Q2: See Q1.

Q3: Practices varied. At one time I made a number of trips on the NYC from New York to Buffalo; the first conductor lifted my ticket and placed a Buffalo seat check in the clip, and successive conductors simply glanced at it in passing. On Western transcontinentals the first conductor lifted the entire ticket, including coupons for later segments of the trip, and "pouched" it, placing it in a brown envelope which bore a serial number on the envelope and repeated on a perforated stub attached to the flap, which he tore off at the perforation and handed back to the passenger. Nobody asked to see a ticket for the rest of the trip. The envelope containing the rest of the ticket was returned to the passenger shortly before arrival at the passenger's destination. I assume the conductor wrote the seat or room number on the envelope, so there was no need for successive conductors to disturb the passenger.

Q4: A friend of mine used to travel regularly from New York to somewhere in Vermont on the Rutland (a very long time ago); upon arrival at Troy at oh-dark-30 the crew would flip on all the lights and walk through the coaches, loudly calling out TROY, TROY! THIS STATION IS TROY! I believe something of the sort happened in many places.
  by Gilbert B Norman
 
Although the lifting procedures noted by Mr. Ex Con were largely correct, some roads, UP notably, afforded Coach passengers the same privilege as were Pullman by lifting and pouching tickets once on the journey. Thus the C&NW Conductor at Omaha was "not exactly" the Rutland counterpart Mr. Ex Con notes.
  by GWoodle
 
west point wrote: Sat Dec 12, 2020 2:17 am With all the paperwork how could a conductor keep track of what the engineer was doing ? Or for that matter even now on Amtrak ? Thinking of 188 and Talgo in Washington.
Most of the time there would also be a fireman in the cab of the diesel. Both would work together to read signals & roadside signs. Train orders were given to both engine crew & conductor. Even today there is huge debate over having 2 engine crew or not. Not sure when dead man switch first appeared in cabs for engineer to press.
  by ExCon90
 
Gilbert B Norman wrote: Sat Dec 12, 2020 9:15 am Although the lifting procedures noted by Mr. Ex Con were largely correct, some roads, UP notably, afforded Coach passengers the same privilege as were Pullman by lifting and pouching tickets once on the journey. Thus the C&NW Conductor at Omaha was "not exactly" the Rutland counterpart Mr. Ex Con notes.
I guess I didn't make it clear that I was thinking of both coach and Pullman passengers when speaking of the Western transcontinentals. They were a different world. For one thing, since all seats were reserved, the conductor knew where every passenger was getting off, and passengers destined to the next stop were discreetly approached and informed that their stop was coming up.
  by ExCon90
 
GWoodle wrote: Sat Dec 12, 2020 12:44 pm
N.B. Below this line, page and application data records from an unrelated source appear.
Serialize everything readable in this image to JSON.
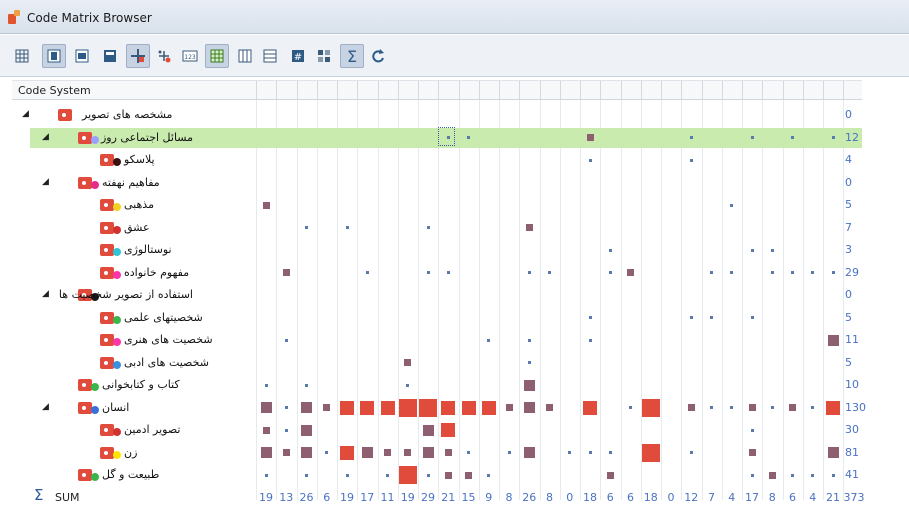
{
  "window": {
    "title": "Code Matrix Browser"
  },
  "toolbar": {
    "buttons": [
      {
        "name": "grid-view-icon",
        "active": false
      },
      {
        "name": "column-layout-icon",
        "active": true
      },
      {
        "name": "document-view-icon",
        "active": false
      },
      {
        "name": "single-column-icon",
        "active": false
      },
      {
        "name": "code-color-icon",
        "active": true
      },
      {
        "name": "code-nodes-icon",
        "active": false
      },
      {
        "name": "numbers-icon",
        "active": false
      },
      {
        "name": "table-view-icon",
        "active": true
      },
      {
        "name": "columns-icon",
        "active": false
      },
      {
        "name": "rows-icon",
        "active": false
      },
      {
        "name": "hash-icon",
        "active": false
      },
      {
        "name": "grid-dots-icon",
        "active": false
      },
      {
        "name": "sigma-icon",
        "active": true
      },
      {
        "name": "refresh-icon",
        "active": false
      }
    ]
  },
  "header": {
    "code_system": "Code System"
  },
  "colors": {
    "red": "#e14b3b",
    "purple": "#8e5f71",
    "blue": "#4a72c4",
    "selected": "#c9ebae"
  },
  "codes": [
    {
      "label": "مشخصه های تصویر",
      "level": 0,
      "expand": true,
      "dot": "",
      "total": "0",
      "cells": {}
    },
    {
      "label": "مسائل اجتماعی روز",
      "level": 1,
      "expand": true,
      "dot": "#9aa0ff",
      "total": "12",
      "selected": true,
      "cells": {
        "9": 1,
        "10": 1,
        "16": 2,
        "21": 1,
        "24": 1,
        "26": 1,
        "28": 1
      }
    },
    {
      "label": "پلاسکو",
      "level": 2,
      "expand": false,
      "dot": "#3a1010",
      "total": "4",
      "cells": {
        "16": 1,
        "21": 1
      }
    },
    {
      "label": "مفاهیم نهفته",
      "level": 1,
      "expand": true,
      "dot": "#e62b8a",
      "total": "0",
      "cells": {}
    },
    {
      "label": "مذهبی",
      "level": 2,
      "expand": false,
      "dot": "#f0d21f",
      "total": "5",
      "cells": {
        "0": 2,
        "23": 1
      }
    },
    {
      "label": "عشق",
      "level": 2,
      "expand": false,
      "dot": "#d33030",
      "total": "7",
      "cells": {
        "2": 1,
        "4": 1,
        "8": 1,
        "13": 2
      }
    },
    {
      "label": "نوستالوژی",
      "level": 2,
      "expand": false,
      "dot": "#30c5d6",
      "total": "3",
      "cells": {
        "17": 1,
        "24": 1,
        "25": 1
      }
    },
    {
      "label": "مفهوم خانواده",
      "level": 2,
      "expand": false,
      "dot": "#ff33aa",
      "total": "29",
      "cells": {
        "1": 2,
        "5": 1,
        "8": 1,
        "9": 1,
        "13": 1,
        "14": 1,
        "17": 1,
        "18": 2,
        "22": 1,
        "23": 1,
        "25": 1,
        "26": 1,
        "27": 1,
        "28": 1
      }
    },
    {
      "label": "استفاده از تصویر شخصیت ها",
      "level": 1,
      "expand": true,
      "dot": "#1a1a1a",
      "total": "0",
      "cells": {}
    },
    {
      "label": "شخصیتهای علمی",
      "level": 2,
      "expand": false,
      "dot": "#3ab54a",
      "total": "5",
      "cells": {
        "16": 1,
        "21": 1,
        "22": 1,
        "24": 1
      }
    },
    {
      "label": "شخصیت های هنری",
      "level": 2,
      "expand": false,
      "dot": "#ff33aa",
      "total": "11",
      "cells": {
        "1": 1,
        "11": 1,
        "13": 1,
        "16": 1,
        "28": 3
      }
    },
    {
      "label": "شخصیت های ادبی",
      "level": 2,
      "expand": false,
      "dot": "#3a8fe0",
      "total": "5",
      "cells": {
        "7": 2,
        "13": 1
      }
    },
    {
      "label": "کتاب و کتابخوانی",
      "level": 1,
      "expand": false,
      "dot": "#3ab54a",
      "total": "10",
      "cells": {
        "0": 1,
        "2": 1,
        "7": 1,
        "13": 3
      }
    },
    {
      "label": "انسان",
      "level": 1,
      "expand": true,
      "dot": "#3a6fd8",
      "total": "130",
      "cells": {
        "0": 3,
        "1": 1,
        "2": 3,
        "3": 2,
        "4": 4,
        "5": 4,
        "6": 4,
        "7": 5,
        "8": 5,
        "9": 4,
        "10": 4,
        "11": 4,
        "12": 2,
        "13": 3,
        "14": 2,
        "16": 4,
        "18": 1,
        "19": 5,
        "21": 2,
        "22": 1,
        "23": 1,
        "24": 2,
        "25": 1,
        "26": 2,
        "27": 1,
        "28": 4
      }
    },
    {
      "label": "تصویر ادمین",
      "level": 2,
      "expand": false,
      "dot": "#d33030",
      "total": "30",
      "cells": {
        "0": 2,
        "1": 1,
        "2": 3,
        "8": 3,
        "9": 4,
        "24": 1
      }
    },
    {
      "label": "زن",
      "level": 2,
      "expand": false,
      "dot": "#ffe600",
      "total": "81",
      "cells": {
        "0": 3,
        "1": 2,
        "2": 3,
        "3": 1,
        "4": 4,
        "5": 3,
        "6": 2,
        "7": 2,
        "8": 3,
        "9": 2,
        "10": 1,
        "12": 1,
        "13": 3,
        "15": 1,
        "16": 1,
        "17": 1,
        "19": 5,
        "21": 1,
        "24": 2,
        "28": 3
      }
    },
    {
      "label": "طبیعت و گل",
      "level": 1,
      "expand": false,
      "dot": "#3ab54a",
      "total": "41",
      "cells": {
        "0": 1,
        "2": 1,
        "4": 1,
        "6": 1,
        "7": 5,
        "8": 1,
        "9": 2,
        "10": 2,
        "11": 1,
        "17": 2,
        "24": 1,
        "25": 2,
        "26": 1,
        "27": 1,
        "28": 1
      }
    }
  ],
  "sum": {
    "label": "SUM",
    "values": [
      "19",
      "13",
      "26",
      "6",
      "19",
      "17",
      "11",
      "19",
      "29",
      "21",
      "15",
      "9",
      "8",
      "26",
      "8",
      "0",
      "18",
      "6",
      "6",
      "18",
      "0",
      "12",
      "7",
      "4",
      "17",
      "8",
      "6",
      "4",
      "21"
    ],
    "total": "373"
  }
}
west point wrote: Sat Dec 12, 2020 2:17 am With all the paperwork how could a conductor keep track of what the engineer was doing ? Or for that matter even now on Amtrak ? Thinking of 188 and Talgo in Washington.
Most of the time there would also be a fireman in the cab of the diesel. Both would work together to read signals & roadside signs. Train orders were given to both engine crew & conductor. Even today there is huge debate over having 2 engine crew or not. Not sure when dead man switch first appeared in cabs for engineer to press.
Also, the conductors, being fully qualified, remained "situationally aware" while doing paperwork; if the train slowed down or speeded up at an unusual place they would sense it without looking up.